[[ Information given open ]]

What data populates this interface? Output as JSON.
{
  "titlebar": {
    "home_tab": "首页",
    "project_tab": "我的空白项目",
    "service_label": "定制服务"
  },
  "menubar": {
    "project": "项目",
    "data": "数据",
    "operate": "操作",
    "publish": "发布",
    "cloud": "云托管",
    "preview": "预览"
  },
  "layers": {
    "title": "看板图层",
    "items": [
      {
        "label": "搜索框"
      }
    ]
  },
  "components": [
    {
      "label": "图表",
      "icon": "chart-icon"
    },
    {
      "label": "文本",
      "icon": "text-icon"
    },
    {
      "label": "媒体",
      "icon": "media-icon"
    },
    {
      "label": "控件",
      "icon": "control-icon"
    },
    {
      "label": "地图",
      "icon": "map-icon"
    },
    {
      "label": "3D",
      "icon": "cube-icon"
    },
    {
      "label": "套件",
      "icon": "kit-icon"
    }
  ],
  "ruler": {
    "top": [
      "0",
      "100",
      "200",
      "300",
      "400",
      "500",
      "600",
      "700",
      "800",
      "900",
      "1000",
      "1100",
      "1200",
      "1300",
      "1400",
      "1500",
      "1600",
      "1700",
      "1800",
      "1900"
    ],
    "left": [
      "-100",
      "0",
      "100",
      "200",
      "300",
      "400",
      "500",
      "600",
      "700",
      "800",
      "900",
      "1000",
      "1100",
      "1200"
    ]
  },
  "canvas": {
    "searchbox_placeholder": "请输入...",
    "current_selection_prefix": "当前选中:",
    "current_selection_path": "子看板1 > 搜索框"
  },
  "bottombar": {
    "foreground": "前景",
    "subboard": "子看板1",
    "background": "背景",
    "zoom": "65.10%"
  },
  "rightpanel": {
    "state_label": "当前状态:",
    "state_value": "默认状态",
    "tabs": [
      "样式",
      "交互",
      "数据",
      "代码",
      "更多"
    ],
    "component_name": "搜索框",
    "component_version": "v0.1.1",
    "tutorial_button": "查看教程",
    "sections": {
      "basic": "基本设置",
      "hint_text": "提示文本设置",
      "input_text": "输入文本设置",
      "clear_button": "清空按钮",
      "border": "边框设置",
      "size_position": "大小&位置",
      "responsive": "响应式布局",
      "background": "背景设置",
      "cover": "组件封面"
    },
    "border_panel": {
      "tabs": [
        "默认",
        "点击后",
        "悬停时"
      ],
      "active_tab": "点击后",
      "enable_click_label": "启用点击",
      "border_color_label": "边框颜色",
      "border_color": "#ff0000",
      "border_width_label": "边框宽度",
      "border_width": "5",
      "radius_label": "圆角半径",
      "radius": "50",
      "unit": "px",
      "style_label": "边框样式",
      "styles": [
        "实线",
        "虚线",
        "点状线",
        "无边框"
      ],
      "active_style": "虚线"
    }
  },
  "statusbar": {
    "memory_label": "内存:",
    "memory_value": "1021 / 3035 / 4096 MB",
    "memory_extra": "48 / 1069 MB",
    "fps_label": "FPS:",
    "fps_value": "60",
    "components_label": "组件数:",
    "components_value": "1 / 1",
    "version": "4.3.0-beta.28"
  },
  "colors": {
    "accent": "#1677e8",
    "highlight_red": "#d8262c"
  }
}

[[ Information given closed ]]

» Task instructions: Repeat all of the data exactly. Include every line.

» Reply to the task:
What data populates this interface? Output as JSON.
{
  "titlebar": {
    "home_tab": "首页",
    "project_tab": "我的空白项目",
    "service_label": "定制服务"
  },
  "menubar": {
    "project": "项目",
    "data": "数据",
    "operate": "操作",
    "publish": "发布",
    "cloud": "云托管",
    "preview": "预览"
  },
  "layers": {
    "title": "看板图层",
    "items": [
      {
        "label": "搜索框"
      }
    ]
  },
  "components": [
    {
      "label": "图表",
      "icon": "chart-icon"
    },
    {
      "label": "文本",
      "icon": "text-icon"
    },
    {
      "label": "媒体",
      "icon": "media-icon"
    },
    {
      "label": "控件",
      "icon": "control-icon"
    },
    {
      "label": "地图",
      "icon": "map-icon"
    },
    {
      "label": "3D",
      "icon": "cube-icon"
    },
    {
      "label": "套件",
      "icon": "kit-icon"
    }
  ],
  "ruler": {
    "top": [
      "0",
      "100",
      "200",
      "300",
      "400",
      "500",
      "600",
      "700",
      "800",
      "900",
      "1000",
      "1100",
      "1200",
      "1300",
      "1400",
      "1500",
      "1600",
      "1700",
      "1800",
      "1900"
    ],
    "left": [
      "-100",
      "0",
      "100",
      "200",
      "300",
      "400",
      "500",
      "600",
      "700",
      "800",
      "900",
      "1000",
      "1100",
      "1200"
    ]
  },
  "canvas": {
    "searchbox_placeholder": "请输入...",
    "current_selection_prefix": "当前选中:",
    "current_selection_path": "子看板1 > 搜索框"
  },
  "bottombar": {
    "foreground": "前景",
    "subboard": "子看板1",
    "background": "背景",
    "zoom": "65.10%"
  },
  "rightpanel": {
    "state_label": "当前状态:",
    "state_value": "默认状态",
    "tabs": [
      "样式",
      "交互",
      "数据",
      "代码",
      "更多"
    ],
    "component_name": "搜索框",
    "component_version": "v0.1.1",
    "tutorial_button": "查看教程",
    "sections": {
      "basic": "基本设置",
      "hint_text": "提示文本设置",
      "input_text": "输入文本设置",
      "clear_button": "清空按钮",
      "border": "边框设置",
      "size_position": "大小&位置",
      "responsive": "响应式布局",
      "background": "背景设置",
      "cover": "组件封面"
    },
    "border_panel": {
      "tabs": [
        "默认",
        "点击后",
        "悬停时"
      ],
      "active_tab": "点击后",
      "enable_click_label": "启用点击",
      "border_color_label": "边框颜色",
      "border_color": "#ff0000",
      "border_width_label": "边框宽度",
      "border_width": "5",
      "radius_label": "圆角半径",
      "radius": "50",
      "unit": "px",
      "style_label": "边框样式",
      "styles": [
        "实线",
        "虚线",
        "点状线",
        "无边框"
      ],
      "active_style": "虚线"
    }
  },
  "statusbar": {
    "memory_label": "内存:",
    "memory_value": "1021 / 3035 / 4096 MB",
    "memory_extra": "48 / 1069 MB",
    "fps_label": "FPS:",
    "fps_value": "60",
    "components_label": "组件数:",
    "components_value": "1 / 1",
    "version": "4.3.0-beta.28"
  },
  "colors": {
    "accent": "#1677e8",
    "highlight_red": "#d8262c"
  }
}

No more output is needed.